As the Capital Region’s local land trust, MHLC partners with hundreds of organizations and individuals in our three-county area. We work with volunteer committees, municipalities, non-profit organizations, businesses, and more to conserve and protect as much land as possible in Albany, Montgomery, and Schenectady Counties.
One of our most rewarding relationships has been with local scout groups. In 2016, we worked with Bethlehem Girl Scout Troop #1209 to plant trees in our Van Dyke Preserve. This year, we’re proud to share our work with two Life Scouts from Troop 58 Elsmere, Connor Roddy and Jacob Kantrowitz, on their Eagle Scout projects.
Jacob and Connor are scouts from the Bethlehem area who wanted to devote their projects to improving the MHLC preserves which benefit their local community.

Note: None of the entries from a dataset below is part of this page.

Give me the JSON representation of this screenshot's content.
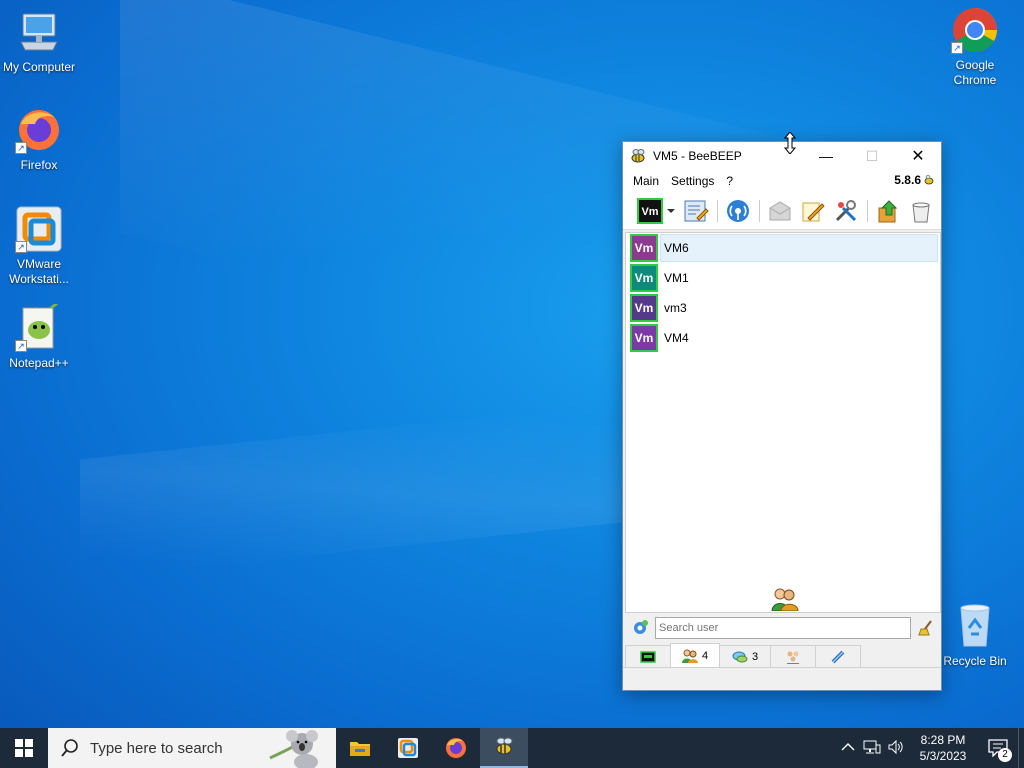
{
  "desktop": {
    "icons": [
      {
        "label": "My Computer"
      },
      {
        "label": "Firefox"
      },
      {
        "label": "VMware Workstati..."
      },
      {
        "label": "Notepad++"
      },
      {
        "label": "Google Chrome"
      },
      {
        "label": "Recycle Bin"
      }
    ]
  },
  "window": {
    "title": "VM5 - BeeBEEP",
    "menu": [
      "Main",
      "Settings",
      "?"
    ],
    "version": "5.8.6",
    "users": [
      {
        "badge": "Vm",
        "name": "VM6",
        "color": "#8b3a8f",
        "selected": true
      },
      {
        "badge": "Vm",
        "name": "VM1",
        "color": "#0e8a7a"
      },
      {
        "badge": "Vm",
        "name": "vm3",
        "color": "#553a8a"
      },
      {
        "badge": "Vm",
        "name": "VM4",
        "color": "#7b3aa6"
      }
    ],
    "search_placeholder": "Search user",
    "tabs": [
      {
        "icon": "computer-icon",
        "count": ""
      },
      {
        "icon": "users-icon",
        "count": "4"
      },
      {
        "icon": "chat-icon",
        "count": "3"
      },
      {
        "icon": "groups-icon",
        "count": ""
      },
      {
        "icon": "files-icon",
        "count": ""
      }
    ],
    "accent": "#2ecc40"
  },
  "taskbar": {
    "search_placeholder": "Type here to search",
    "time": "8:28 PM",
    "date": "5/3/2023",
    "notifications": "2"
  }
}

Jacob took on the challenge of improving trail bridges at the Swift Preserve. These bridges require replacement as they weather and age in Swift’s wetland conditions. Jacob organized a team of scouts to repair and create six bridges, even adding ramps to existing structures to allow for better cross-country skiing and snowshoeing on the trails in winter. His design allows for boardwalks to be moved throughout the seasons. This flexibility with placement will prevent erosion, a common problem in popular trails- especially in ever-changing wetlands, where water levels rise and fall throughout the year. Jacob hopes that more students and classes from Bethlehem schools will explore this Swift Preserve with these new bridges.
Connor focused his efforts on the Restifo Sanctuary, our small wetland preserve in Westerlo. This quiet preserve is a haven for waterfowl and forest-loving birds, and Connor built and installed six bird boxes. He generously donated an additional five bird boxes to be used in other MHLC preserve locations. These specially-designed boxes for different species are built to create the ideal nesting site for each specific species. Eastern bluebirds, white-breasted nuthatches, wood ducks, and northern flickers will all benefit from these new homes. Both permanent residents and migratory species will find Connor’s bird boxes, which provide spaces for the birds to settle, shelter to nest and lay, and protection from predation. In 2018, there will be opportunities for volunteers of all ages to monitor these boxes, watch for changes, and learn more about our community’s birds. If you are interested in volunteering and monitoring bird boxes, please email Stewardship and Volunteer Coordinator Sawyer Cresap at firstname.lastname@example.org.
“From start to finish, this project was a lot of fun and I learned a lot,” Connor said. “My experience from this project will help me be both a better individual and a better leader.”
Together, these scouts served over 200 hours on their projects, and engaged many other troop members, friends, and family members to lend a hand and improve and protect our local lands. In our 25th anniversary year, we are grateful to work alongside these scouts as they achieve the prestigious designation of Eagle Scout.